Treating ALS

While we do not yet have a cure for ALS, there is treatment. First, there is medicine, Rilutek, which slows the disease progression by decreasing glutamate levels. In addition there are many ongoing Clinical Trials that use agents that target possible causes of the disease. Furthermore, advances in the aggressive treatment of respiratory complications of ALS with noninvasive ventilation and respiratory management as well as aggressive nutritional intervention have provided significant improvements in the morbidity and mortality. Finally, there are symptom specific treatments and a multidisciplinary approach utilizing occupational and physical therapists, speech therapists, nutritionists, and nurse specialists that have led to improved quality of life and maximization of function in the person living with ALS. A review of disease specific treatment, clinical trials, and symptom management follows.

News from The Packard Center

A study just published in Nature, "C9orf72 nucleotide ... read more

Assistive Technology in the Spotlight

Microsoft launched its new #empowering ad campaign during ... read more

Dr. Robert P Bowser to Speak at the Annual Research Update & Awards Program

We are delighted to announce Dr. Robert P. ... read more

Remembering Marlene Ciechoski

The ALS community has lost a dear friend this week with the ... read more

Out and Back Party Run!

18th Annual Out and Back Party Run Date Friday, ... read more
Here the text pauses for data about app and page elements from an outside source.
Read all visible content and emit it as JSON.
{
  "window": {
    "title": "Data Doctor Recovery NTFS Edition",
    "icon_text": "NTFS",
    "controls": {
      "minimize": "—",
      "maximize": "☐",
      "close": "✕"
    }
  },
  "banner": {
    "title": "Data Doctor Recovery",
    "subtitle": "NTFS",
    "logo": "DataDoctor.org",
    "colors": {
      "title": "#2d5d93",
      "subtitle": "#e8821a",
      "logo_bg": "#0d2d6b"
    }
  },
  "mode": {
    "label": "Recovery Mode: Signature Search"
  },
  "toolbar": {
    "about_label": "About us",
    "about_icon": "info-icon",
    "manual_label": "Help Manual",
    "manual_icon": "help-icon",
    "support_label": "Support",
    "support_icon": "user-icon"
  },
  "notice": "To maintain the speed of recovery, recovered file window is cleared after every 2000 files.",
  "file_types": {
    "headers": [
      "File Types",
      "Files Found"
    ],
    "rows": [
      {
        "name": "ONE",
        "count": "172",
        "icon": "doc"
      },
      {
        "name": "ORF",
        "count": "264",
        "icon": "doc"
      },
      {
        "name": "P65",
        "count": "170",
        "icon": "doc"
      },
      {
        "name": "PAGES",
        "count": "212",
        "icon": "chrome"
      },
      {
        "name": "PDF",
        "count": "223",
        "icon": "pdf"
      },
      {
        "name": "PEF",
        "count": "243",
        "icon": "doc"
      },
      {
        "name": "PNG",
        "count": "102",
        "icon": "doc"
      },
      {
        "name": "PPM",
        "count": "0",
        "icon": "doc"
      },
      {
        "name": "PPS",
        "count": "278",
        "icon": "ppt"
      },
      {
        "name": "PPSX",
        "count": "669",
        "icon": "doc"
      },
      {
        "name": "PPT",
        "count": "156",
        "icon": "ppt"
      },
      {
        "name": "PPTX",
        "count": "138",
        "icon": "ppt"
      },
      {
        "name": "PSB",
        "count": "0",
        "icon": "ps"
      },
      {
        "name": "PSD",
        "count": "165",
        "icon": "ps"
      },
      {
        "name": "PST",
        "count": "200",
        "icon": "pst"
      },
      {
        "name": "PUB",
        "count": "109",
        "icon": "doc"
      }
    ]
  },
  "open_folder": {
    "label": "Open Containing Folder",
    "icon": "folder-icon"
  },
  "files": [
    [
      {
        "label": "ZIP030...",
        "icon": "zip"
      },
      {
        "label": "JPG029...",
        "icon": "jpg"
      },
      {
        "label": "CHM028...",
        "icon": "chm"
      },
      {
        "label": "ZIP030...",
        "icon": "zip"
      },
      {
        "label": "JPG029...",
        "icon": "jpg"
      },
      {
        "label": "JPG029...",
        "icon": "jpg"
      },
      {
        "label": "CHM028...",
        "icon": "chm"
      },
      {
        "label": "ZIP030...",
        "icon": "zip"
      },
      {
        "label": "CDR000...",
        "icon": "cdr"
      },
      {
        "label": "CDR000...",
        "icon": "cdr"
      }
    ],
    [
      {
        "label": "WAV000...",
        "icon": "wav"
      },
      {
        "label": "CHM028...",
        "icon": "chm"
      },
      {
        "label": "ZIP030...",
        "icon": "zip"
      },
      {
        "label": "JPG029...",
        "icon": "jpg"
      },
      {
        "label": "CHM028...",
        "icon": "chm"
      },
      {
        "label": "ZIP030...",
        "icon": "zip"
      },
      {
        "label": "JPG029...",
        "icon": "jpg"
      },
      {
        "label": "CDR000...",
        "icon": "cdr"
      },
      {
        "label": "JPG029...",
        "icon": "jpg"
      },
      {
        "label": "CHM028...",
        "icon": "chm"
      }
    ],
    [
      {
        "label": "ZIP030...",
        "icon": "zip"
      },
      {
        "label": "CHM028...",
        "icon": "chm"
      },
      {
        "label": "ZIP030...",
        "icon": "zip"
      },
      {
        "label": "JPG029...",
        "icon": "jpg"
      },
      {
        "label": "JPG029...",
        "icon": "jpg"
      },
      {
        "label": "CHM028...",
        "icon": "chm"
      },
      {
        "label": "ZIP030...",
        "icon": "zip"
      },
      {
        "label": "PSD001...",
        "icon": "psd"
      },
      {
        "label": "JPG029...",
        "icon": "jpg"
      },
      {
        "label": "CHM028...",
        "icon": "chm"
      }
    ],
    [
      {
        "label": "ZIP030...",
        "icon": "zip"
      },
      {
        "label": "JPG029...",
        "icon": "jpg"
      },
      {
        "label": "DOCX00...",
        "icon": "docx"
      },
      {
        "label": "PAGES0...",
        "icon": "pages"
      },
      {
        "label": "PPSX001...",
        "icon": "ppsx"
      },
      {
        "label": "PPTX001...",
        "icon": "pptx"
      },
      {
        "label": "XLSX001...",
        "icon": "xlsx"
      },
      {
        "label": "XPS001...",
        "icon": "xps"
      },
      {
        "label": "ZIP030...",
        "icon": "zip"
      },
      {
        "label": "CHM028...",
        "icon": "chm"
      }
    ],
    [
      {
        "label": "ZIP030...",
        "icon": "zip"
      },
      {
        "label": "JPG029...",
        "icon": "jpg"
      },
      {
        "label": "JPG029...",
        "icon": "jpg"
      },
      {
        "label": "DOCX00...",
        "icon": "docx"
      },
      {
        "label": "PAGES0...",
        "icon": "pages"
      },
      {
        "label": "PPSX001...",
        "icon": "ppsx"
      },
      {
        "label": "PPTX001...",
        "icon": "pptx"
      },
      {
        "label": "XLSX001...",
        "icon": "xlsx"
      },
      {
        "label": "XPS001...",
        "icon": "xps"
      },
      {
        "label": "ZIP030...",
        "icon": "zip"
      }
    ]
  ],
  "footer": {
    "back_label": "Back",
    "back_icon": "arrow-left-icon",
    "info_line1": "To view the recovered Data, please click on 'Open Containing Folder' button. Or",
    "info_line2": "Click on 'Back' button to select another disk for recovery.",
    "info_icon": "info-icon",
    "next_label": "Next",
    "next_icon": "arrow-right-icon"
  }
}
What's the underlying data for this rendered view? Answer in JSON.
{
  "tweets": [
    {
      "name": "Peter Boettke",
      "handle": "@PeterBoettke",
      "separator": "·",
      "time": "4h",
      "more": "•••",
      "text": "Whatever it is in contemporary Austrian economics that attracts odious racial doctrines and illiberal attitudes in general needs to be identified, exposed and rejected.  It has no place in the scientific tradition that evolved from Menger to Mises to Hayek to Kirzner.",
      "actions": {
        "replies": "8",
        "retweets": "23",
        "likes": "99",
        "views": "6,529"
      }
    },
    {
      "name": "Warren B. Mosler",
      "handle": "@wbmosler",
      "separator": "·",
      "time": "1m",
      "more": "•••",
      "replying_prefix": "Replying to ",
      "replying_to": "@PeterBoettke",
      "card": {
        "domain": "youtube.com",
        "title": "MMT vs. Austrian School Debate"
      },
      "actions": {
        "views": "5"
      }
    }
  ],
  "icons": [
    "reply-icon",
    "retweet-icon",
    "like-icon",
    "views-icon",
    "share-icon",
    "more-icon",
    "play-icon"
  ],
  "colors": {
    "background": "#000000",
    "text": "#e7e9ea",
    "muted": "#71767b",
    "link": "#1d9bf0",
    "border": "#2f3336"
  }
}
Clinical Research Learning Institute (CRLI) Returns to Philadelphia

Please note that we have extended the deadline to submit ... read more